“There needs to be a kind of a core location for staff to get together, which is obviously good for office investors. Depending on the type of work, that getting together might be three or four days a week, or one day a week.”
She mentioned that her personal experience showed that flipping from working at home to working from the office without planning caused productivity to fall, suggesting this organization would be important for companies going forward and that tools to help them do it would be good investments.
Ballon said business had not been able to quantify “the cost of not being together”, saying he regretted his virtual presence at the summit, as it meant he could not participate in conversations which occurred after the content sessions.
The panel concluded with some advice from the three panelists about what approach to take during the difficult economy. Hongchoy was blunt: “Think long term, but try to survive in the short term.”
“Don’t get distracted by the short-term headaches that we have over the next 18 months,” said Lord. “Remember that investing is for the long term. Think through the noise of what is happening right now, protect yourself and protect your portfolios through this period, but you’ve got to focus on those long-term themes, such as China or the transition to net zero.”

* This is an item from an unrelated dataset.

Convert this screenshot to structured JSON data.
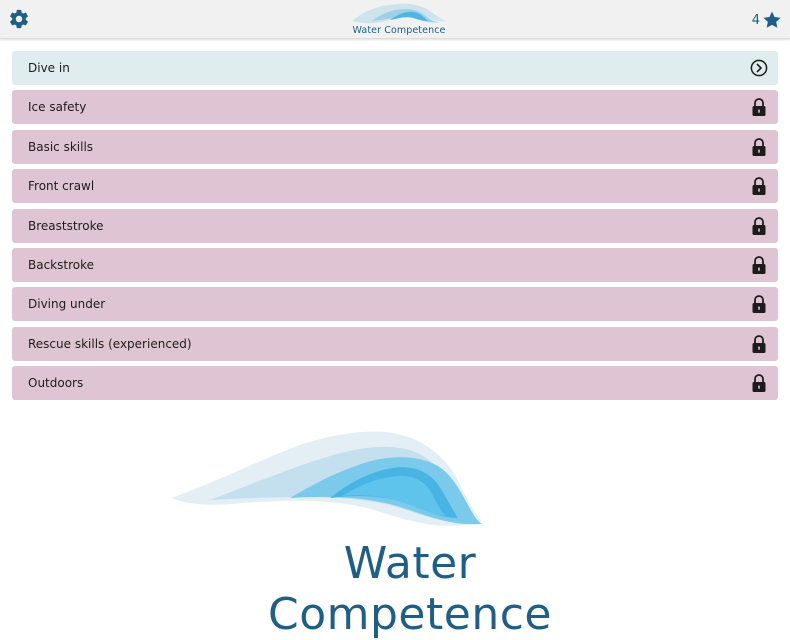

Ballon argued: “In these confusing time periods one can make the best investments. It’s when there’s no consensus on how to make money. The last few years, everyone’s been rushing to industrial and logistics, and everyone’s been fleeing retail. People have overplayed that. And so I think what has to be done in an environment like this is to chart your own path.”